*TASK STATEMENT*. Take every line of the material below that includes the string "number" and copy it out.

*SOURCE DATA*.
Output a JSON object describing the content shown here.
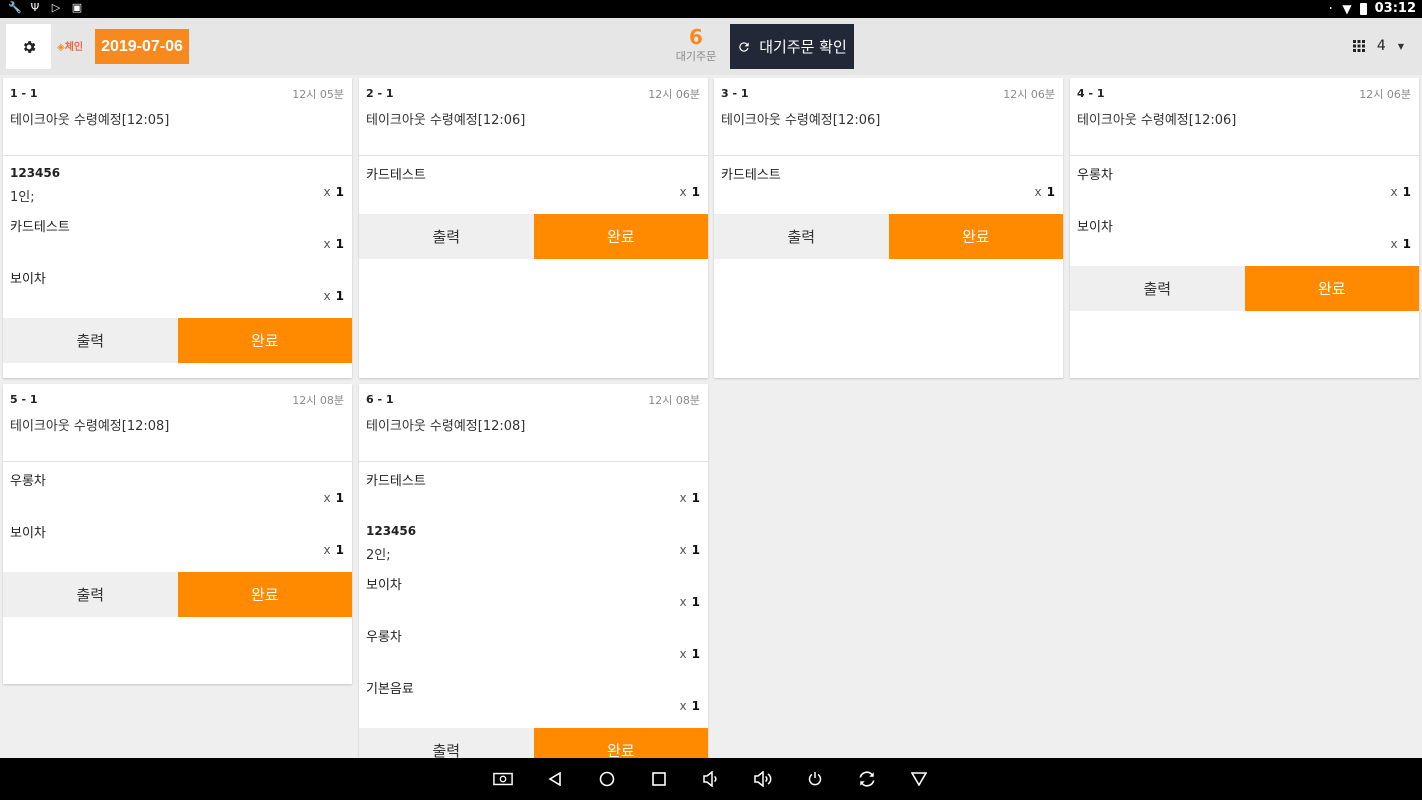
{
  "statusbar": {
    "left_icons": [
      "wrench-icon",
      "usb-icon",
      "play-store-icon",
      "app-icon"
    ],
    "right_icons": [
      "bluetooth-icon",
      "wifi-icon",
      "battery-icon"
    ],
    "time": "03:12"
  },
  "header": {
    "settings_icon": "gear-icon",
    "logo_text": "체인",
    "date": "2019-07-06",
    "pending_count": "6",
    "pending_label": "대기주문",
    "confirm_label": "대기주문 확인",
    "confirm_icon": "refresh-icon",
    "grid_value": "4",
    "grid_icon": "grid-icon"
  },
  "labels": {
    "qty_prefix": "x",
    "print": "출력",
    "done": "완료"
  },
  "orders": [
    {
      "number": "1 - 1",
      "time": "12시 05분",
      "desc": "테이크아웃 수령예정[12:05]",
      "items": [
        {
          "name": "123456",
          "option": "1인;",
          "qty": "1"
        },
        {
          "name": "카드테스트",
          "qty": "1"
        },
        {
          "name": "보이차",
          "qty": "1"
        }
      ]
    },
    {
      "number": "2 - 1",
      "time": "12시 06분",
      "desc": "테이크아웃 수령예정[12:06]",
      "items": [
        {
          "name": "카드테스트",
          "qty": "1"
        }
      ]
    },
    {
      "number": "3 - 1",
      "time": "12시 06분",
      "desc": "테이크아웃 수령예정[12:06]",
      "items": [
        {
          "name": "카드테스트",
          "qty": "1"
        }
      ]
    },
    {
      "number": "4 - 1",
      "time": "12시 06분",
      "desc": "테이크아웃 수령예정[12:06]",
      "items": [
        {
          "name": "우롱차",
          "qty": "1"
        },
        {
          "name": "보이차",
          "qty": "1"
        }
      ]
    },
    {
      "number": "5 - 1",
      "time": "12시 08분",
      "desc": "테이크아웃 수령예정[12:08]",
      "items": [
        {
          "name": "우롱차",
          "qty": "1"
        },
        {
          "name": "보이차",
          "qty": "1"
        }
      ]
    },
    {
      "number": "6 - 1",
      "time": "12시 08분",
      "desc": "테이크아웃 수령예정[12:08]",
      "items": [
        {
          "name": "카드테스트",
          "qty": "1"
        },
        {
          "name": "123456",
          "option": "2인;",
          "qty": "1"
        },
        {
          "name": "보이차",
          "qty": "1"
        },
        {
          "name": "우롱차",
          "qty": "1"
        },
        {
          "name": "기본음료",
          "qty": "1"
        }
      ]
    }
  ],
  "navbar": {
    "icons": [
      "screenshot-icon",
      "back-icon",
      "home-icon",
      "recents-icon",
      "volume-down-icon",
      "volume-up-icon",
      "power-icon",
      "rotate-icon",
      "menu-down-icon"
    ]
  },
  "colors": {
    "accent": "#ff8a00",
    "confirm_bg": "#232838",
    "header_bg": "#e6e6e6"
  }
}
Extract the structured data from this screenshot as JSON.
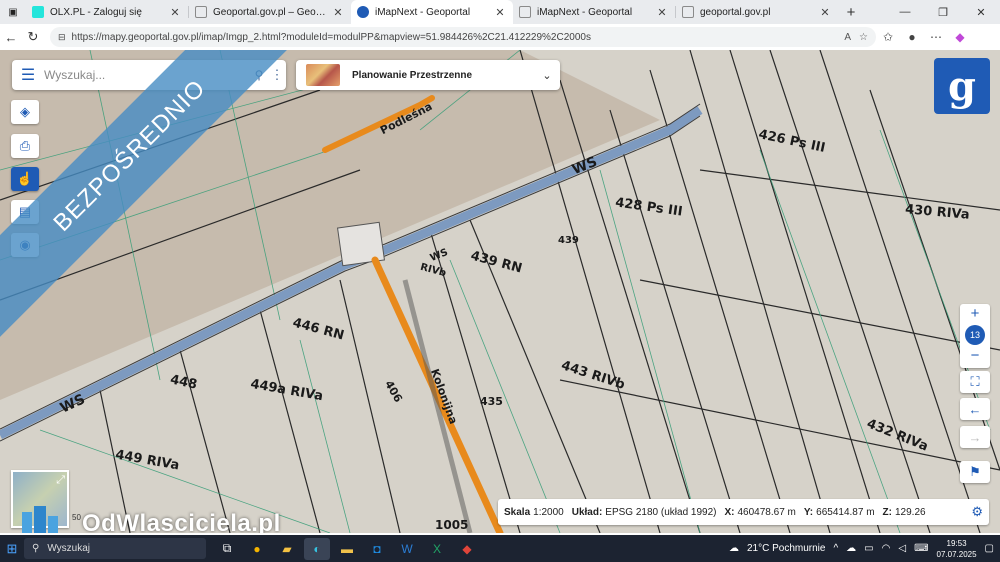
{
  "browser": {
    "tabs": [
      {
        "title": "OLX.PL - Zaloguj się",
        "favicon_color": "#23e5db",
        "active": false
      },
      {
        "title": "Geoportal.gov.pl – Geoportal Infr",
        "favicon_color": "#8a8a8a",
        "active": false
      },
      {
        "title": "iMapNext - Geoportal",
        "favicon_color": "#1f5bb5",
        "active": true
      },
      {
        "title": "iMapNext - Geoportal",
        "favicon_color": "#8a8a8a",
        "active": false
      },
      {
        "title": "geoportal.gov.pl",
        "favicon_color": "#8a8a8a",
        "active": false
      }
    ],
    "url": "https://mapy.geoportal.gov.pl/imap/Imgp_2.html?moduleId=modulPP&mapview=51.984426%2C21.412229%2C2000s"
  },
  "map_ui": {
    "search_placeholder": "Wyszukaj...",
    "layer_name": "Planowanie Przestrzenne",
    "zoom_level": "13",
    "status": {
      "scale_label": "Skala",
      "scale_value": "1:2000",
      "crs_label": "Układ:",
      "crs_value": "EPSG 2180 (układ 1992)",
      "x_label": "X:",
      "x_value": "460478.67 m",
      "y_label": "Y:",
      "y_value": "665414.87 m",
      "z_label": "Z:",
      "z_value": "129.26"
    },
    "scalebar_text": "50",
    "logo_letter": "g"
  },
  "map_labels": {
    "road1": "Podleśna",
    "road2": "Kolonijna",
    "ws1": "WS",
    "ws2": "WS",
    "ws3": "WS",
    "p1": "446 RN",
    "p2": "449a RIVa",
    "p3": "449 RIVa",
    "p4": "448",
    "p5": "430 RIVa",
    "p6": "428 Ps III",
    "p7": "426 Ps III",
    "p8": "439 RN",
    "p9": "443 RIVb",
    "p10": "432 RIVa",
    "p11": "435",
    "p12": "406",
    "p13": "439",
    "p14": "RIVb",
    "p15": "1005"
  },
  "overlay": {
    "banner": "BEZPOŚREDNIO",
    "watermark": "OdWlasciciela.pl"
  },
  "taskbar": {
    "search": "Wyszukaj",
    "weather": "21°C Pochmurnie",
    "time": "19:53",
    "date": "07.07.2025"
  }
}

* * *

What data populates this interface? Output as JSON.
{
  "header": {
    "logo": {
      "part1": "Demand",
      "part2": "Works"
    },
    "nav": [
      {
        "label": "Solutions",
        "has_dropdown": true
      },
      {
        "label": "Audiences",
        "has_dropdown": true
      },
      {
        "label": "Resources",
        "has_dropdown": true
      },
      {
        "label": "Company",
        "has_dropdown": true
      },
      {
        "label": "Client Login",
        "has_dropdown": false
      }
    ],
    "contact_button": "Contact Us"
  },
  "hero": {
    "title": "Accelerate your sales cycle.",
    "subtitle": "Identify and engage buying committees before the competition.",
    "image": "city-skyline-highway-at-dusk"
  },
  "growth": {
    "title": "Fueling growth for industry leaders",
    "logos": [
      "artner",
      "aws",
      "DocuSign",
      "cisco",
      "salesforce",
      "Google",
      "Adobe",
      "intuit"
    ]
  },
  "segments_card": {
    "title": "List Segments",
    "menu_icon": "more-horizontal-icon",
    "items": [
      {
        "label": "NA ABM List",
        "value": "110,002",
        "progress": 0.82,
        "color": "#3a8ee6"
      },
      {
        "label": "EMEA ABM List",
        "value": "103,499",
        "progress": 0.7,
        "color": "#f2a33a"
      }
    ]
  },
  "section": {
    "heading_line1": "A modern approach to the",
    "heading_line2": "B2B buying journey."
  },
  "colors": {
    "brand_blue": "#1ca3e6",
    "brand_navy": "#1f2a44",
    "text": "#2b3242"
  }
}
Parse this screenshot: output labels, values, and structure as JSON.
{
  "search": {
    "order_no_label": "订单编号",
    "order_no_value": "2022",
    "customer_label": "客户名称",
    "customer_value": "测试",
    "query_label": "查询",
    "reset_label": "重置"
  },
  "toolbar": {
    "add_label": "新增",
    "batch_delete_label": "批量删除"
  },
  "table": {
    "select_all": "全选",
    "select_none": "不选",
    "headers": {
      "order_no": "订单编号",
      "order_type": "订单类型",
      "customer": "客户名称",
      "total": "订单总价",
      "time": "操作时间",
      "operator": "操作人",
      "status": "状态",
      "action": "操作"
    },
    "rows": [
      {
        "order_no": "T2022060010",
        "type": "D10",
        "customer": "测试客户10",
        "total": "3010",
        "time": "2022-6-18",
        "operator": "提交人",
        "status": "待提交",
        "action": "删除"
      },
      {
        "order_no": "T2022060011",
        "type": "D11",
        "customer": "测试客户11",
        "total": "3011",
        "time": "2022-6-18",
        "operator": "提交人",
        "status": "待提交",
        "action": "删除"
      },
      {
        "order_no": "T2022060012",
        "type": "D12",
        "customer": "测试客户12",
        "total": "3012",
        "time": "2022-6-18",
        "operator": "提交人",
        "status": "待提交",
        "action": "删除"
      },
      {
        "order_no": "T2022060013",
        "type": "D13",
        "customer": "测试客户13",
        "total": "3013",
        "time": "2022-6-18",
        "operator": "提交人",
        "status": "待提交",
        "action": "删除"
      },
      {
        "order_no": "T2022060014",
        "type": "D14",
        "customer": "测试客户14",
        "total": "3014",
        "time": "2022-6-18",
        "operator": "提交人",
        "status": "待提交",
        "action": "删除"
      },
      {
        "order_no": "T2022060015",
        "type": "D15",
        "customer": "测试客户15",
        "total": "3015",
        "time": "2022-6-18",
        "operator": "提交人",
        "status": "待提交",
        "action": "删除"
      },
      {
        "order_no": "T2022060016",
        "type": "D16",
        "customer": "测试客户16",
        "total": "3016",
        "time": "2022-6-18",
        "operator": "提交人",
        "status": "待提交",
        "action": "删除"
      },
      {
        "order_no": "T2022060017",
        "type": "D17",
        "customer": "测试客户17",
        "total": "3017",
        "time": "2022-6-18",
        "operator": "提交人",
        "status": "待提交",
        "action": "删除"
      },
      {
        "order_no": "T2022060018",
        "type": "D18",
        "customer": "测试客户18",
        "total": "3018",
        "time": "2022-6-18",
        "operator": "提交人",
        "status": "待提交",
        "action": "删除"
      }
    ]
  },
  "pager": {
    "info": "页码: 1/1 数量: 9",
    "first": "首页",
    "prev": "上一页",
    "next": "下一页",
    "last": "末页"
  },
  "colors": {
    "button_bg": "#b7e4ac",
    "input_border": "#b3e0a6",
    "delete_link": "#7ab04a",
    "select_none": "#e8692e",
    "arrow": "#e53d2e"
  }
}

*ANSWER*.
      "number": "1 - 1",
      "number": "2 - 1",
      "number": "3 - 1",
      "number": "4 - 1",
      "number": "5 - 1",
      "number": "6 - 1",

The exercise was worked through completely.